▸ What the exercise asks:
Retype the data exactly, so that every line matches the original.

▸ Task input:
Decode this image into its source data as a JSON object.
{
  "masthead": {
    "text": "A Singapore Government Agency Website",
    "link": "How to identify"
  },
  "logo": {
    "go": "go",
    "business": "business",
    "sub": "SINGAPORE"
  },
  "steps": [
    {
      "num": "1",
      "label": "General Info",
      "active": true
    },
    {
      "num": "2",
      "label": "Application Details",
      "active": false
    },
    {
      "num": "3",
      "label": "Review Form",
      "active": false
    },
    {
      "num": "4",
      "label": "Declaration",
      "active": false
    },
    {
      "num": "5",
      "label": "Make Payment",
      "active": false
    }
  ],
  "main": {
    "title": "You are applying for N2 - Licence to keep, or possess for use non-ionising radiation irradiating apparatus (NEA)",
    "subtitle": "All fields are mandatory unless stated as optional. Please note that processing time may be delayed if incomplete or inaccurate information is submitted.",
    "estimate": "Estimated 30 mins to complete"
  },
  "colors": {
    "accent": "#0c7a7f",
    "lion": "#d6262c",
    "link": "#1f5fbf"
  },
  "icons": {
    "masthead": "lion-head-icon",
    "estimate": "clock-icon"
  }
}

▸ Solved exercise:
Decode this image into its source data as a JSON object.
{
  "masthead": {
    "text": "A Singapore Government Agency Website",
    "link": "How to identify"
  },
  "logo": {
    "go": "go",
    "business": "business",
    "sub": "SINGAPORE"
  },
  "steps": [
    {
      "num": "1",
      "label": "General Info",
      "active": true
    },
    {
      "num": "2",
      "label": "Application Details",
      "active": false
    },
    {
      "num": "3",
      "label": "Review Form",
      "active": false
    },
    {
      "num": "4",
      "label": "Declaration",
      "active": false
    },
    {
      "num": "5",
      "label": "Make Payment",
      "active": false
    }
  ],
  "main": {
    "title": "You are applying for N2 - Licence to keep, or possess for use non-ionising radiation irradiating apparatus (NEA)",
    "subtitle": "All fields are mandatory unless stated as optional. Please note that processing time may be delayed if incomplete or inaccurate information is submitted.",
    "estimate": "Estimated 30 mins to complete"
  },
  "colors": {
    "accent": "#0c7a7f",
    "lion": "#d6262c",
    "link": "#1f5fbf"
  },
  "icons": {
    "masthead": "lion-head-icon",
    "estimate": "clock-icon"
  }
}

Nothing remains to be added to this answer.